Pensioners clawed back an average £3,000 each – a record £54 million – from the taxman in the three months to September after they were overcharged on their withdrawals
In total, HMRC figures show £535 million has now been repaid to those who have filled out the official reclaim forms since April 2015, when pension freedoms were introduced and over-55s could draw on their money much more flexibly.
Pension freedoms gave savers the right to take any sum they wished from their retirement pot, but a quirk of HMRC’s system meant they were often overcharged tax on their withdrawals.
A one-off large withdrawal would be assumed to be a regular income payment and taxed at an incorrect higher rate. Savers then have to reclaim the overpayment. In the meantime, they risk being pushed into serious financial difficulty
Tom Selby, senior analyst at AJ Bell, says: “Given most people don’t fill out the reclaim forms, this is almost certainly the tip of a sizeable iceberg.
“It is time for the government to accept that, while the retirement flexibilities introduced in April 2015 have been well received by savers, the tax system that sits alongside them is simply not fit for purpose.”
Mr Selby wants a review of how retirement withdrawals taken using pension freedoms are taxed.
“People risk being left short of money as a result of HMRC’s approach and forced to either take out more cash from their pension, potentially paying extra tax in the process, or seeking the funds from elsewhere,” he says.
“The government’s failure so far represents a serious failure of policymaking which will inevitably have caused people distress and potentially significant financial hardship.”
Responding to the figures, an HMRC spokesperson says: “Nobody will overpay tax as a result of taking advantage of pension flexibility.
“Individuals can claim back any overpayment due to an emergency tax code being applied immediately and we will repay this in 30 days. Anyone who does not claim will be automatically repaid at the end of the year.”
Separate figures published by HMRC show the overwhelming appetite among savers to tax-manage their own pension withdrawals.
A total of £30 billion has been taken ‘flexibly’ from pensions using pension freedoms since they were introduced in 2015.
The average amount taken out each quarter per person has fallen, however, and now stands at £7,250.
This suggests people are phasing their withdrawals to minimise the amount of tax they have to pay.
Withdrawals peak after the start of the new tax year as individuals ‘smooth’ their withdrawals to avoid paying unnecessary tax by taking their money out in a larger lump in a single tax year.

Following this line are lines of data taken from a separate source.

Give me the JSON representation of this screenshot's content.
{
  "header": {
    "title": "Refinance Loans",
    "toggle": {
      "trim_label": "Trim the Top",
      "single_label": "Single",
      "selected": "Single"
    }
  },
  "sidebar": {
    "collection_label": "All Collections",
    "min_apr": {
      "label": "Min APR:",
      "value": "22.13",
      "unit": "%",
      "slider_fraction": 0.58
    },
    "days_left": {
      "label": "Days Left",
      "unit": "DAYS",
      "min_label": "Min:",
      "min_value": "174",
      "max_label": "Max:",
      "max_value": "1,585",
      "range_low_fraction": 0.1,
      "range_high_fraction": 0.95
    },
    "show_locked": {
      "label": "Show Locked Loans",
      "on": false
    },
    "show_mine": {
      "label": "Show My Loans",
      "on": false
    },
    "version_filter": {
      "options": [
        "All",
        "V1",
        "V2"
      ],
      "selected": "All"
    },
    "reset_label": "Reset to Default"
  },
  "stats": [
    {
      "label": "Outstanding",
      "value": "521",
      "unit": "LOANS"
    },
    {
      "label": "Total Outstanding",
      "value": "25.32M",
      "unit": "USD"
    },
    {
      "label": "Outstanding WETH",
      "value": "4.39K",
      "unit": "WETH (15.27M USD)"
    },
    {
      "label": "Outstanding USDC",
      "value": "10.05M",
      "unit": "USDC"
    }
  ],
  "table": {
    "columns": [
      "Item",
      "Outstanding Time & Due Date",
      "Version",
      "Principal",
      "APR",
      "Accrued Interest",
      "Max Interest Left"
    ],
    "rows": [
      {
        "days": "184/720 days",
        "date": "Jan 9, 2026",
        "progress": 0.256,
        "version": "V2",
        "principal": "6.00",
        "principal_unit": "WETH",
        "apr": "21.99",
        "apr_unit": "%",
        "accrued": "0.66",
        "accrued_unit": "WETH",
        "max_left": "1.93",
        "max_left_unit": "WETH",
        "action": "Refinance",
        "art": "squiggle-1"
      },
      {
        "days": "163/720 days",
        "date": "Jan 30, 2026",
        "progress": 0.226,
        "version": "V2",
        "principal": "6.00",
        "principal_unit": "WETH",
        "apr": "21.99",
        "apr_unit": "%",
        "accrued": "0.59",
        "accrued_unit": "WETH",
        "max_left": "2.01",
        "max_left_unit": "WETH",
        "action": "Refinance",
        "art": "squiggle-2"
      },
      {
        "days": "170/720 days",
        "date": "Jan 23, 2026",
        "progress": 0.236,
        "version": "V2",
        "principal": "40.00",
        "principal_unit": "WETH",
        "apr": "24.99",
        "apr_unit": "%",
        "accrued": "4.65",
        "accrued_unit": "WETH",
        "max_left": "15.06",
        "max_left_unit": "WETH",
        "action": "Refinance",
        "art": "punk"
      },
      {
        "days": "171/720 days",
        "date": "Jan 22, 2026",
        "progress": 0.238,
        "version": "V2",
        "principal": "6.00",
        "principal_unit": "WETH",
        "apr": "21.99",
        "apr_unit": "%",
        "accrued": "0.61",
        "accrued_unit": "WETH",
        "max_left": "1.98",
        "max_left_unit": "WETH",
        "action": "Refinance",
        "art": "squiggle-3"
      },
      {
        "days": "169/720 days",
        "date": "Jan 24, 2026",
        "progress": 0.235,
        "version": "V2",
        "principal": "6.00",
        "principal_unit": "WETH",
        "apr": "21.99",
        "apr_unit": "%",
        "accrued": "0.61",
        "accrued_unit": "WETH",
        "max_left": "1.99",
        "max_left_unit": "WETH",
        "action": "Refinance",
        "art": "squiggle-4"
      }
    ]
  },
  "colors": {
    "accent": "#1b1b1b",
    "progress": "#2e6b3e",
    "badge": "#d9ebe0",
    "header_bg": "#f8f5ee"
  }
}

Steve Webb, director of policy at Royal London, says: “There is evidence people are being savvy about the timing of their withdrawals, spreading them over more than one tax year to reduce their overall tax bill.
“But it remains the case that we need to increase the proportion of people who take financial advice or guidance before making decisions about how much of their pension to withdraw.”
Pension drawdown taxation
HMRC insist that providers apply a tax algorithm to drawdowns, which is fundamentally flawed. In essence, whatever the first withdrawal of the tax year amounts to, the formula multiples it by 12 to estimate your total withdrawals for the year. It does this even if the first withdrawal is made some time into the tax year. E.g. I made a first withdrawal in Month 4 and the formula was still applied.
You can apply immediately for a rebate, if you can find the form, which is rather buried in their website. Search for Form 50Z.
Finally, whilst HMRC prefers immediate payments to itself, via online transfer, it does not reciprocate. Response to a Form 50Z is quite quick, but repayment is much slower, and is eventually made by cheque, just to benefit their cashflow that little bit more!